5.13. General approach for experimentation

We complete this section with some guidance for experimentation in general. The main point is that experiments are never run in one go. You will always have more questions after the first round. Box, Hunter and Hunter provide two pieces of guidance on this:

  1. The best time to run an experiment is after the experiment. You will discover things from the previous experiment that you wish you had considered the first time around.

  2. For the above reason, do not spend more than 20% to 25% of your time and budget on your first group of experiments. Keep some time aside to add more experiments and learn more about the system.

The first phase is usually screening. Screening designs are used when developing new products and tremendous uncertainty exists; or sometimes when a system is operating so poorly that one receives the go-ahead to manipulate the operating conditions wide enough to potentially upset the process, but learn from it.

  • The ranges for each factor may also be uncertain; this is a perfect opportunity to identify suitable ranges for each factor.

  • You also learn how to run the experiment on this system, as the operating protocol isn’t always certain ahead of time. It is advisable to choose your first experiment to be the center point, since the first experiment will often “fail” for a variety of reasons (you discover that you need more equipment midway, you realize the protocol isn’t sufficient, etc). Since the center point is not required to analyze the data, it worth using that first run to learn about your system. If successful though, that center point run can be included in the least squares model.

  • Include as many factors into as few runs as possible. Use a saturated, resolution III design, or a Plackett and Burman design.

  • Main effects will be extremely confounded, but this is a preliminary investigation to isolate the important effects.

The second phase is to add sequential experiments to the previous experiments.

  • Use the concept of foldover: switching the sign of the factor of interest to learn more about a single factor, or switch all signs to increase the design’s resolution.

  • If you had a prior screening experiment, use the concept of projectivity in the important factors to limit the number of additional experiments required.

  • Move to quarter and half-fractions of higher resolution, to better understand the main effects and 2-factor interactions.

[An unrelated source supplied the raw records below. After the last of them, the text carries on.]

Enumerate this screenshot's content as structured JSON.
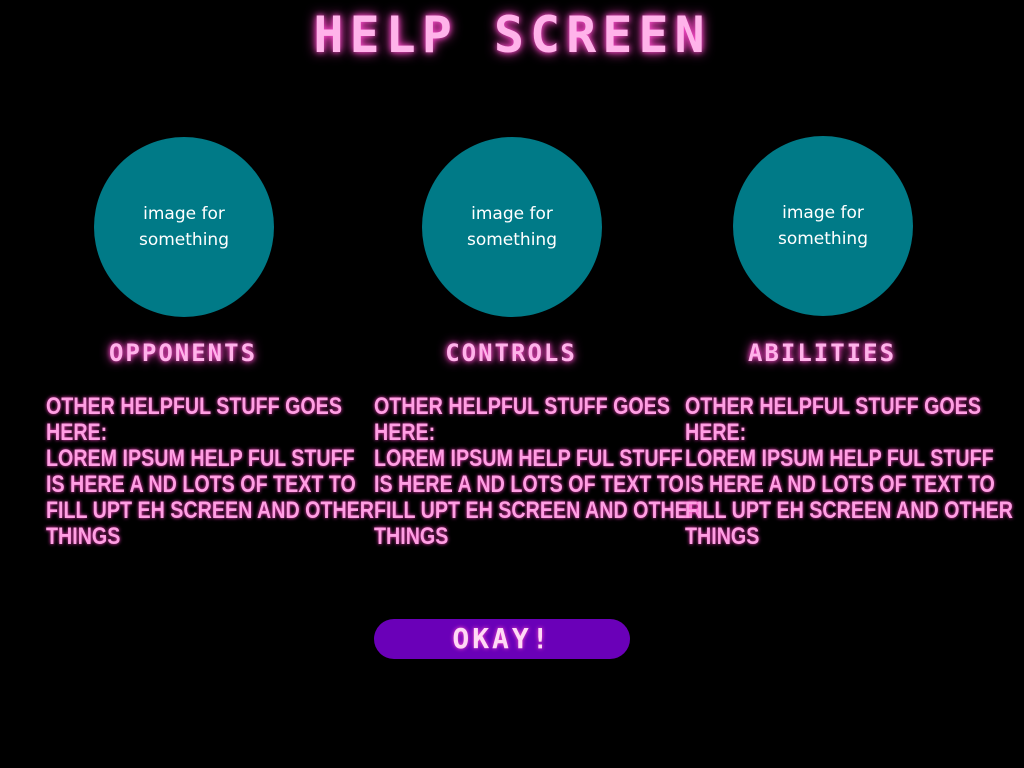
{
  "title": "HELP SCREEN",
  "sections": [
    {
      "image_label": "image for something",
      "heading": "OPPONENTS",
      "body_lines": [
        "OTHER HELPFUL STUFF GOES",
        "HERE:",
        "LOREM IPSUM HELP FUL STUFF",
        "IS HERE A ND LOTS OF TEXT TO",
        "FILL UPT EH SCREEN AND OTHER",
        "THINGS"
      ]
    },
    {
      "image_label": "image for something",
      "heading": "CONTROLS",
      "body_lines": [
        "OTHER HELPFUL STUFF GOES",
        "HERE:",
        "LOREM IPSUM HELP FUL STUFF",
        "IS HERE A ND LOTS OF TEXT TO",
        "FILL UPT EH SCREEN AND OTHER",
        "THINGS"
      ]
    },
    {
      "image_label": "image for something",
      "heading": "ABILITIES",
      "body_lines": [
        "OTHER HELPFUL STUFF GOES",
        "HERE:",
        "LOREM IPSUM HELP FUL STUFF",
        "IS HERE A ND LOTS OF TEXT TO",
        "FILL UPT EH SCREEN AND OTHER",
        "THINGS"
      ]
    }
  ],
  "okay_button": "OKAY!",
  "colors": {
    "background": "#000000",
    "title_pink": "#ffb3ea",
    "circle_teal": "#007a87",
    "button_purple": "#6a00b8"
  }
}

The third phase is to start optimizing by exploring the response surface using the important variables discovered in the prior phases.

  • Use full or half-fraction factorials to estimate the direction of steepest ascent or descent.

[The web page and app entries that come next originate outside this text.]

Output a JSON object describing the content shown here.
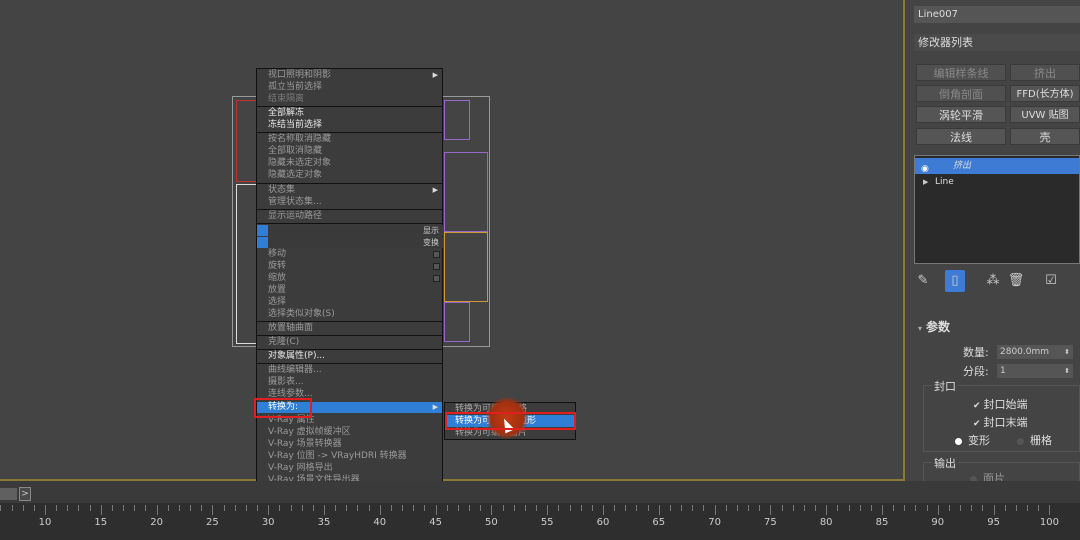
{
  "quad_menu": {
    "items": [
      {
        "label": "视口照明和阴影",
        "has_sub": true
      },
      {
        "label": "孤立当前选择"
      },
      {
        "label": "结束隔离"
      },
      {
        "label": "全部解冻"
      },
      {
        "label": "冻结当前选择"
      },
      {
        "label": "按名称取消隐藏"
      },
      {
        "label": "全部取消隐藏"
      },
      {
        "label": "隐藏未选定对象"
      },
      {
        "label": "隐藏选定对象"
      },
      {
        "label": "状态集",
        "has_sub": true
      },
      {
        "label": "管理状态集..."
      },
      {
        "label": "显示运动路径"
      }
    ],
    "quad_labels": {
      "display": "显示",
      "transform": "变换"
    },
    "transform_items": [
      {
        "label": "移动"
      },
      {
        "label": "旋转"
      },
      {
        "label": "缩放"
      },
      {
        "label": "放置"
      },
      {
        "label": "选择"
      },
      {
        "label": "选择类似对象(S)"
      },
      {
        "label": "放置轴曲面"
      },
      {
        "label": "克隆(C)"
      },
      {
        "label": "对象属性(P)..."
      },
      {
        "label": "曲线编辑器..."
      },
      {
        "label": "摄影表..."
      },
      {
        "label": "连线参数..."
      },
      {
        "label": "转换为:"
      },
      {
        "label": "V-Ray 属性"
      },
      {
        "label": "V-Ray 虚拟帧缓冲区"
      },
      {
        "label": "V-Ray 场景转换器"
      },
      {
        "label": "V-Ray 位图 -> VRayHDRI 转换器"
      },
      {
        "label": "V-Ray 网格导出"
      },
      {
        "label": "V-Ray 场景文件导出器"
      }
    ]
  },
  "submenu": {
    "items": [
      {
        "label": "转换为可编辑网格"
      },
      {
        "label": "转换为可编辑多边形"
      },
      {
        "label": "转换为可编辑面片"
      }
    ]
  },
  "panel": {
    "object_name": "Line007",
    "modifier_list": "修改器列表",
    "buttons": [
      {
        "label": "编辑样条线",
        "on": false
      },
      {
        "label": "挤出",
        "on": false
      },
      {
        "label": "倒角剖面",
        "on": false
      },
      {
        "label": "FFD(长方体)",
        "on": true
      },
      {
        "label": "涡轮平滑",
        "on": true
      },
      {
        "label": "UVW 贴图",
        "on": true
      },
      {
        "label": "法线",
        "on": true
      },
      {
        "label": "壳",
        "on": true
      }
    ],
    "stack": [
      {
        "label": "挤出",
        "selected": true
      },
      {
        "label": "Line",
        "selected": false
      }
    ],
    "params": {
      "header": "参数",
      "amount_label": "数量:",
      "amount_value": "2800.0mm",
      "segments_label": "分段:",
      "segments_value": "1",
      "capping_label": "封口",
      "cap_start": "封口始端",
      "cap_end": "封口末端",
      "morph": "变形",
      "grid": "栅格",
      "output_label": "输出",
      "output_item": "面片"
    }
  },
  "timeline": {
    "ticks": [
      "10",
      "15",
      "20",
      "25",
      "30",
      "35",
      "40",
      "45",
      "50",
      "55",
      "60",
      "65",
      "70",
      "75",
      "80",
      "85",
      "90",
      "95",
      "100"
    ]
  },
  "colors": {
    "accent": "#2f7fd6",
    "highlight": "#e02020",
    "viewport_border": "#8a7a3a"
  }
}
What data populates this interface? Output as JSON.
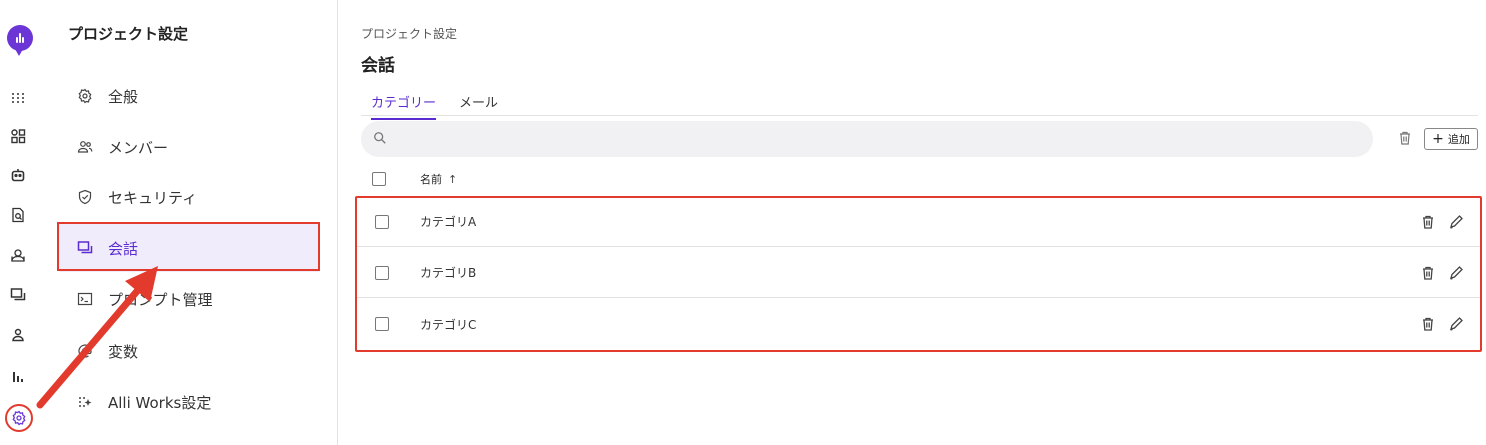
{
  "sidebar_nav": {
    "title": "プロジェクト設定",
    "items": [
      {
        "label": "全般",
        "icon": "gear-icon"
      },
      {
        "label": "メンバー",
        "icon": "users-icon"
      },
      {
        "label": "セキュリティ",
        "icon": "shield-icon"
      },
      {
        "label": "会話",
        "icon": "chat-icon",
        "active": true
      },
      {
        "label": "プロンプト管理",
        "icon": "terminal-icon"
      },
      {
        "label": "変数",
        "icon": "at-icon"
      },
      {
        "label": "Alli Works設定",
        "icon": "sparkle-icon"
      }
    ]
  },
  "rail": {
    "icons": [
      "app-logo-icon",
      "grid-icon",
      "apps-icon",
      "bot-icon",
      "document-search-icon",
      "knowledge-icon",
      "conversation-icon",
      "user-icon",
      "analytics-icon",
      "settings-icon"
    ],
    "active": "settings-icon"
  },
  "main": {
    "breadcrumb": "プロジェクト設定",
    "title": "会話",
    "tabs": [
      {
        "label": "カテゴリー",
        "active": true
      },
      {
        "label": "メール",
        "active": false
      }
    ],
    "search": {
      "placeholder": ""
    },
    "add_button": "追加",
    "table": {
      "header_name": "名前",
      "sort_indicator": "↑",
      "rows": [
        {
          "name": "カテゴリA"
        },
        {
          "name": "カテゴリB"
        },
        {
          "name": "カテゴリC"
        }
      ]
    }
  },
  "colors": {
    "accent": "#5a2bd0",
    "brand": "#6c35d6",
    "annotation_red": "#e23b2e",
    "active_bg": "#f1ecfb"
  }
}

  • Once you reach the optimum, then second order effects and curvature must be added to assess the direction of the optimum.

The fourth phase is to maintain the process optimum using the concepts of evolutionary operation (EVOP).

  • An EVOP program should always be in place on a process, because raw materials change, fouling and catalyst deactivation take place, and other slow moving disturbances have an effect. You should be always hunting for the process optimum.